Identification of Genetic Determinants of Response to Platinum-Based Chemotherapy in Crothelial Cancer

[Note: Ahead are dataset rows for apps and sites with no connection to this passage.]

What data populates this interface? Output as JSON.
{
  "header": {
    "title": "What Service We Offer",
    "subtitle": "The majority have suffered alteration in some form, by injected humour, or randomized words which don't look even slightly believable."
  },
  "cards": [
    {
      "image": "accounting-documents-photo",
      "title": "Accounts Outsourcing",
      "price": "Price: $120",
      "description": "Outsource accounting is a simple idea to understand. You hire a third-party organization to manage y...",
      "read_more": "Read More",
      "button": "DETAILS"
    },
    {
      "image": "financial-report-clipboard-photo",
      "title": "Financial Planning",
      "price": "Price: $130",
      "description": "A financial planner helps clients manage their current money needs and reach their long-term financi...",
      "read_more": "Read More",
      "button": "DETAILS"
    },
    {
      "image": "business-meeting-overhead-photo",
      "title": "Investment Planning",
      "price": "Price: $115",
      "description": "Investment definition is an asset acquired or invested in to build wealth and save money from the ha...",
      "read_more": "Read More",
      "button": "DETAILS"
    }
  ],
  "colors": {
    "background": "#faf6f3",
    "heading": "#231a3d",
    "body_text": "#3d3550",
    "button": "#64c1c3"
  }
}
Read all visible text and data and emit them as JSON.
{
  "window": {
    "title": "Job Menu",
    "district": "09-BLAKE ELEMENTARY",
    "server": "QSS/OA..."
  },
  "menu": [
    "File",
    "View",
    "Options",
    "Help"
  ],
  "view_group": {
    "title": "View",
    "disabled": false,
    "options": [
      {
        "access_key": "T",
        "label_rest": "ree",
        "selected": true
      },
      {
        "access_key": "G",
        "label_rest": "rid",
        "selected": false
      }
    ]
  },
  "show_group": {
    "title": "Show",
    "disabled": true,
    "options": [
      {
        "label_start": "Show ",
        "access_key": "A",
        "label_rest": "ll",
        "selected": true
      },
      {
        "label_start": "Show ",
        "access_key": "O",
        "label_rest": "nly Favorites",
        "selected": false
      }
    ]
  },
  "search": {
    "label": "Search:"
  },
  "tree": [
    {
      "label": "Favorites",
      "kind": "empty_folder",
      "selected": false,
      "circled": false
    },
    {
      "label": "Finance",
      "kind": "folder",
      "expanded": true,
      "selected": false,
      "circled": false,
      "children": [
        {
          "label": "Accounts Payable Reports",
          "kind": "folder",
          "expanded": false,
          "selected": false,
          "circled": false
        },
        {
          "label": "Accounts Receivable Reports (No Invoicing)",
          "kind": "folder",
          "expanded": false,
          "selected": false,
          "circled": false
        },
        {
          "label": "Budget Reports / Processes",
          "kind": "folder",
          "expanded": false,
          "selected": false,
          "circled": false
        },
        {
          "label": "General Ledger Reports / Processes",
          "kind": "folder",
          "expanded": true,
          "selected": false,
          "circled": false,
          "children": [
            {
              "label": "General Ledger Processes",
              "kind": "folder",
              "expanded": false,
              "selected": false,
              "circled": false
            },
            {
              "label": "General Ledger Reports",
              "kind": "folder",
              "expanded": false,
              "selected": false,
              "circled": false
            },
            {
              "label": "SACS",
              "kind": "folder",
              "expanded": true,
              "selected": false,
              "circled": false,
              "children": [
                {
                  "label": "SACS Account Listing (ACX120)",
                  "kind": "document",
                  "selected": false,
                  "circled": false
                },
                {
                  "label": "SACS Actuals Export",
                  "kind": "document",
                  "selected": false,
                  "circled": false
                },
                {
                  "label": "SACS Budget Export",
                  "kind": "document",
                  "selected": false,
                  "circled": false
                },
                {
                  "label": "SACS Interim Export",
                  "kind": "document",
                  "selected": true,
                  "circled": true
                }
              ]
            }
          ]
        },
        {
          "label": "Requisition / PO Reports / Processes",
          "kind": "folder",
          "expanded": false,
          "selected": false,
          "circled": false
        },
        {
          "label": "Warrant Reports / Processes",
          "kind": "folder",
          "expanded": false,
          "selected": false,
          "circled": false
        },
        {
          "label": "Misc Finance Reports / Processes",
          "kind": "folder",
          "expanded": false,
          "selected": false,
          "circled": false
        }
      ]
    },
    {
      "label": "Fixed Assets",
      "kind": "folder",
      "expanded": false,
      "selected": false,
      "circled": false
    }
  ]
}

Cisplatin-based chemotherapy represents the only available standard therapy for locally advanced and metastaic urothelial cancer of the bladder. Despite the fact that this therapy improves survival in these settings, only 38% of patients achieve a complete pathologic response to cisplatin in the locally advanced setting and only 50% respond in the metastatic setting. Prediction of which individuals will benefit is not currently possible. The therapy itself it also quite toxic and can result in significant morbidity and mortality for patients, so if non-responders could be pre-identified, unnecessary toxicity in these patients from drug exposure could be avoided. We believe that improved methods of prediction for identifying the individuals most likely to benefit from cisplatin-based therapy in urothelial cancer would significantly improve the care of patients facing this difficult disease. Our laboratory recently refined a genome-wide approach to identify germline genetic variants governing chemotherapy susceptibility. This proposal represents the important translational step of testing these genetic variants in an informative clinical setting to determine whether they impact patient outcomes when used in combination with these chemotherapy agents in the treatment of bladder cancer.